"His knife see rustic Labour dicht, An' cut you up wi' ready slicht, Trenching your gushing entrails bricht, Like ony ditch; And then, O what a glorious sicht, Warm-reekin, rich!"
As you've probably gathered, tonight is Burns Night. Scots around the world gather to eat Haggis, tatties, and bashed neeps, and address the noble Haggis with ceremony and reverence. Actually, there's a good reason to eat Haggis all the year round, and it's perfect as a late night television snack. For those of you who claim not to like it, I don’t know what all the fuss is about. Okay, it might sound- how can I put this- slightly gothic, but in reality it tastes a bit like a spicy meatloaf. Mind you, all that stuff about “trenching your gushing entrails bricht” doesn’t exactly help the cause.

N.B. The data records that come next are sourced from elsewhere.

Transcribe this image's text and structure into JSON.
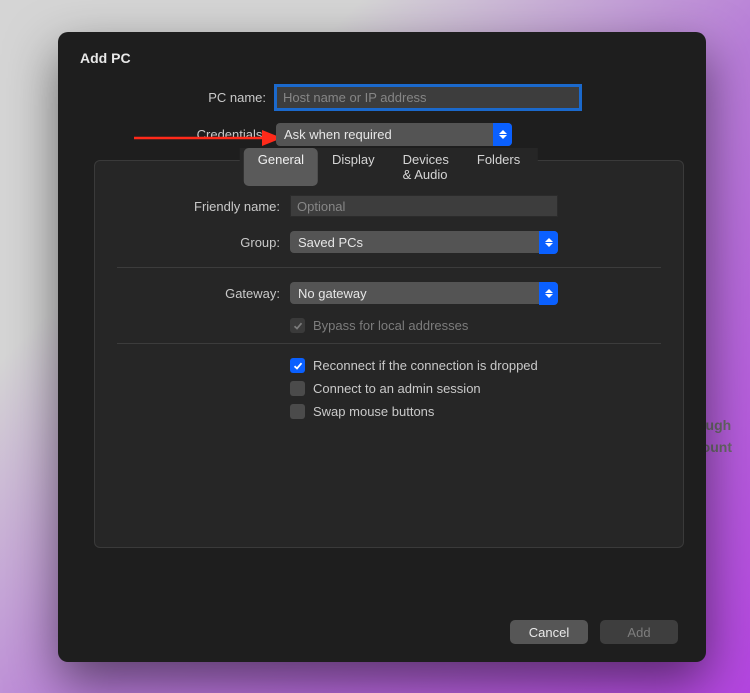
{
  "dialog": {
    "title": "Add PC"
  },
  "fields": {
    "pc_name_label": "PC name:",
    "pc_name_placeholder": "Host name or IP address",
    "credentials_label": "Credentials:",
    "credentials_value": "Ask when required"
  },
  "tabs": {
    "general": "General",
    "display": "Display",
    "devices": "Devices & Audio",
    "folders": "Folders"
  },
  "general": {
    "friendly_label": "Friendly name:",
    "friendly_placeholder": "Optional",
    "group_label": "Group:",
    "group_value": "Saved PCs",
    "gateway_label": "Gateway:",
    "gateway_value": "No gateway",
    "bypass_label": "Bypass for local addresses",
    "reconnect_label": "Reconnect if the connection is dropped",
    "admin_label": "Connect to an admin session",
    "swap_label": "Swap mouse buttons"
  },
  "footer": {
    "cancel": "Cancel",
    "add": "Add"
  },
  "background_hints": {
    "line1": "through",
    "line2": "account"
  }
}
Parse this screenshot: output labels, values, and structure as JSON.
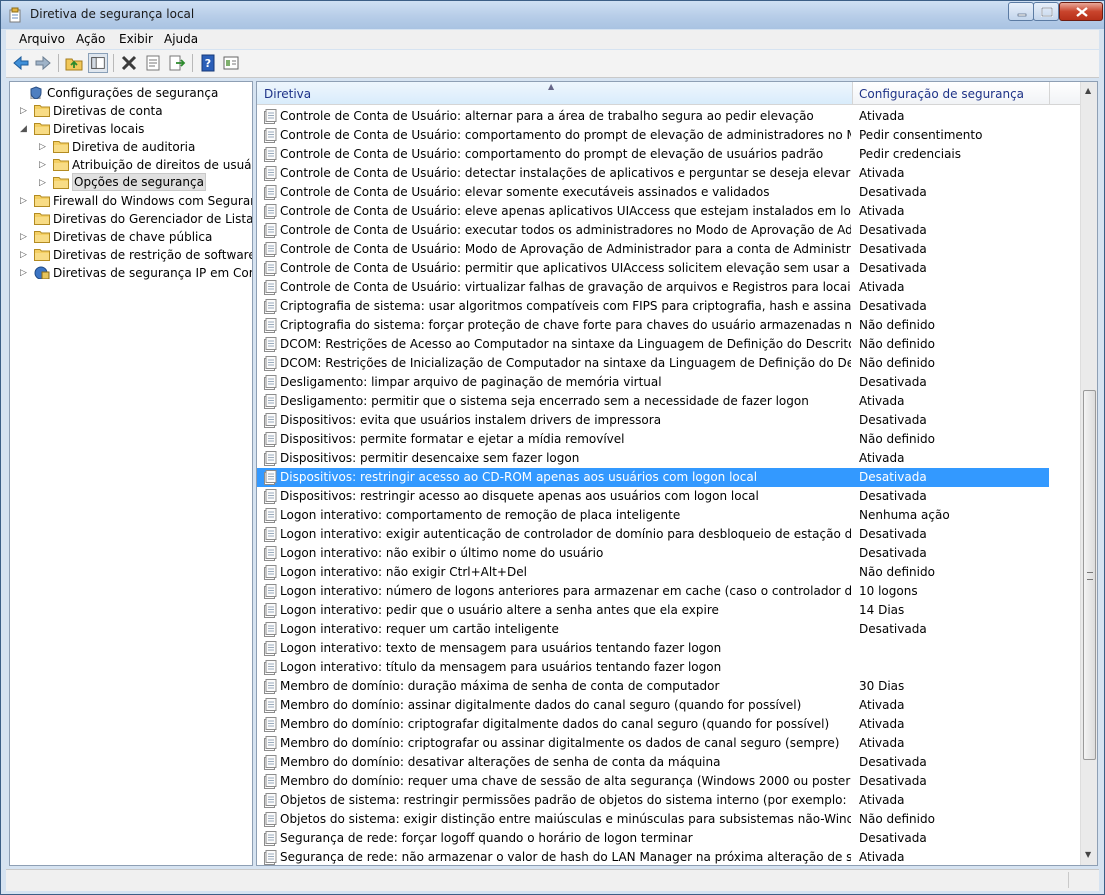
{
  "window": {
    "title": "Diretiva de segurança local"
  },
  "menu": [
    "Arquivo",
    "Ação",
    "Exibir",
    "Ajuda"
  ],
  "toolbar": [
    "back-icon",
    "forward-icon",
    "up-folder-icon",
    "show-hide-tree-icon",
    "delete-icon",
    "properties-icon",
    "export-list-icon",
    "help-icon",
    "view-icon"
  ],
  "tree": [
    {
      "label": "Configurações de segurança",
      "level": 0,
      "expander": "",
      "icon": "shield-icon",
      "selected": false
    },
    {
      "label": "Diretivas de conta",
      "level": 1,
      "expander": "▷",
      "icon": "folder-icon",
      "selected": false
    },
    {
      "label": "Diretivas locais",
      "level": 1,
      "expander": "◢",
      "icon": "folder-icon",
      "selected": false
    },
    {
      "label": "Diretiva de auditoria",
      "level": 2,
      "expander": "▷",
      "icon": "folder-icon",
      "selected": false
    },
    {
      "label": "Atribuição de direitos de usuário",
      "level": 2,
      "expander": "▷",
      "icon": "folder-icon",
      "selected": false
    },
    {
      "label": "Opções de segurança",
      "level": 2,
      "expander": "▷",
      "icon": "folder-icon",
      "selected": true
    },
    {
      "label": "Firewall do Windows com Segurança",
      "level": 1,
      "expander": "▷",
      "icon": "folder-icon",
      "selected": false
    },
    {
      "label": "Diretivas do Gerenciador de Listas de",
      "level": 1,
      "expander": "",
      "icon": "folder-icon",
      "selected": false
    },
    {
      "label": "Diretivas de chave pública",
      "level": 1,
      "expander": "▷",
      "icon": "folder-icon",
      "selected": false
    },
    {
      "label": "Diretivas de restrição de software",
      "level": 1,
      "expander": "▷",
      "icon": "folder-icon",
      "selected": false
    },
    {
      "label": "Diretivas de segurança IP em Comput",
      "level": 1,
      "expander": "▷",
      "icon": "network-policy-icon",
      "selected": false
    }
  ],
  "list": {
    "columns": [
      "Diretiva",
      "Configuração de segurança"
    ],
    "selected_index": 19,
    "rows": [
      {
        "policy": "Controle de Conta de Usuário: alternar para a área de trabalho segura ao pedir elevação",
        "setting": "Ativada"
      },
      {
        "policy": "Controle de Conta de Usuário: comportamento do prompt de elevação de administradores no Modo de A...",
        "setting": "Pedir consentimento"
      },
      {
        "policy": "Controle de Conta de Usuário: comportamento do prompt de elevação de usuários padrão",
        "setting": "Pedir credenciais"
      },
      {
        "policy": "Controle de Conta de Usuário: detectar instalações de aplicativos e perguntar se deseja elevar",
        "setting": "Ativada"
      },
      {
        "policy": "Controle de Conta de Usuário: elevar somente executáveis assinados e validados",
        "setting": "Desativada"
      },
      {
        "policy": "Controle de Conta de Usuário: eleve apenas aplicativos UIAccess que estejam instalados em locais seguros",
        "setting": "Ativada"
      },
      {
        "policy": "Controle de Conta de Usuário: executar todos os administradores no Modo de Aprovação de Administrador",
        "setting": "Desativada"
      },
      {
        "policy": "Controle de Conta de Usuário: Modo de Aprovação de Administrador para a conta de Administrador Interno",
        "setting": "Desativada"
      },
      {
        "policy": "Controle de Conta de Usuário: permitir que aplicativos UIAccess solicitem elevação sem usar a área de trab...",
        "setting": "Desativada"
      },
      {
        "policy": "Controle de Conta de Usuário: virtualizar falhas de gravação de arquivos e Registros para locais por usuário",
        "setting": "Ativada"
      },
      {
        "policy": "Criptografia de sistema: usar algoritmos compatíveis com FIPS para criptografia, hash e assinatura",
        "setting": "Desativada"
      },
      {
        "policy": "Criptografia do sistema: forçar proteção de chave forte para chaves do usuário armazenadas no computador",
        "setting": "Não definido"
      },
      {
        "policy": "DCOM: Restrições de Acesso ao Computador na sintaxe da Linguagem de Definição do Descritor de Segur...",
        "setting": "Não definido"
      },
      {
        "policy": "DCOM: Restrições de Inicialização de Computador na sintaxe da Linguagem de Definição do Descritor de S...",
        "setting": "Não definido"
      },
      {
        "policy": "Desligamento: limpar arquivo de paginação de memória virtual",
        "setting": "Desativada"
      },
      {
        "policy": "Desligamento: permitir que o sistema seja encerrado sem a necessidade de fazer logon",
        "setting": "Ativada"
      },
      {
        "policy": "Dispositivos: evita que usuários instalem drivers de impressora",
        "setting": "Desativada"
      },
      {
        "policy": "Dispositivos: permite formatar e ejetar a mídia removível",
        "setting": "Não definido"
      },
      {
        "policy": "Dispositivos: permitir desencaixe sem fazer logon",
        "setting": "Ativada"
      },
      {
        "policy": "Dispositivos: restringir acesso ao CD-ROM apenas aos usuários com logon local",
        "setting": "Desativada"
      },
      {
        "policy": "Dispositivos: restringir acesso ao disquete apenas aos usuários com logon local",
        "setting": "Desativada"
      },
      {
        "policy": "Logon interativo: comportamento de remoção de placa inteligente",
        "setting": "Nenhuma ação"
      },
      {
        "policy": "Logon interativo: exigir autenticação de controlador de domínio para desbloqueio de estação de trabalho",
        "setting": "Desativada"
      },
      {
        "policy": "Logon interativo: não exibir o último nome do usuário",
        "setting": "Desativada"
      },
      {
        "policy": "Logon interativo: não exigir Ctrl+Alt+Del",
        "setting": "Não definido"
      },
      {
        "policy": "Logon interativo: número de logons anteriores para armazenar em cache (caso o controlador de domínio ...",
        "setting": "10 logons"
      },
      {
        "policy": "Logon interativo: pedir que o usuário altere a senha antes que ela expire",
        "setting": "14 Dias"
      },
      {
        "policy": "Logon interativo: requer um cartão inteligente",
        "setting": "Desativada"
      },
      {
        "policy": "Logon interativo: texto de mensagem para usuários tentando fazer logon",
        "setting": ""
      },
      {
        "policy": "Logon interativo: título da mensagem para usuários tentando fazer logon",
        "setting": ""
      },
      {
        "policy": "Membro de domínio: duração máxima de senha de conta de computador",
        "setting": "30 Dias"
      },
      {
        "policy": "Membro do domínio: assinar digitalmente dados do canal seguro (quando for possível)",
        "setting": "Ativada"
      },
      {
        "policy": "Membro do domínio: criptografar digitalmente dados do canal seguro (quando for possível)",
        "setting": "Ativada"
      },
      {
        "policy": "Membro do domínio: criptografar ou assinar digitalmente os dados de canal seguro (sempre)",
        "setting": "Ativada"
      },
      {
        "policy": "Membro do domínio: desativar alterações de senha de conta da máquina",
        "setting": "Desativada"
      },
      {
        "policy": "Membro do domínio: requer uma chave de sessão de alta segurança (Windows 2000 ou posterior)",
        "setting": "Desativada"
      },
      {
        "policy": "Objetos de sistema: restringir permissões padrão de objetos do sistema interno (por exemplo: Ligações sim...",
        "setting": "Ativada"
      },
      {
        "policy": "Objetos do sistema: exigir distinção entre maiúsculas e minúsculas para subsistemas não-Windows",
        "setting": "Não definido"
      },
      {
        "policy": "Segurança de rede: forçar logoff quando o horário de logon terminar",
        "setting": "Desativada"
      },
      {
        "policy": "Segurança de rede: não armazenar o valor de hash do LAN Manager na próxima alteração de senha",
        "setting": "Ativada"
      }
    ]
  },
  "colors": {
    "selection": "#3399ff",
    "header_text": "#1e3287",
    "chrome": "#d6e3f1"
  }
}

The Macsweens brand is the Haggis of choice, but most brands share the following ingredients in common: the sheep’s “pluck” (heart, liver, and lungs), suet, spices, salt, and some form of oatmeal, all boiled up in a sheep’s stomach; though I reckon that most of the Haggis’s you buy at the supermarket have an artificial casing.
And then there’s the million dollar question of how to cook the thing. I favour wrapping it up in tin foil, and roasting it in the oven, though some aficionados like to simmer theirs in boiling water.
Eating it is simplicity itself: slice open the casing with a knife, and spoon out the moist, peppery meat onto your plate. It works beautifully with a peaty Single Malt such as Laphroaig (which if you've ever been to the Outer Hebrides, should remind you of the brown coloured loch water which comes straight from the tap). I like to pour this over my Haggis once it's cooked.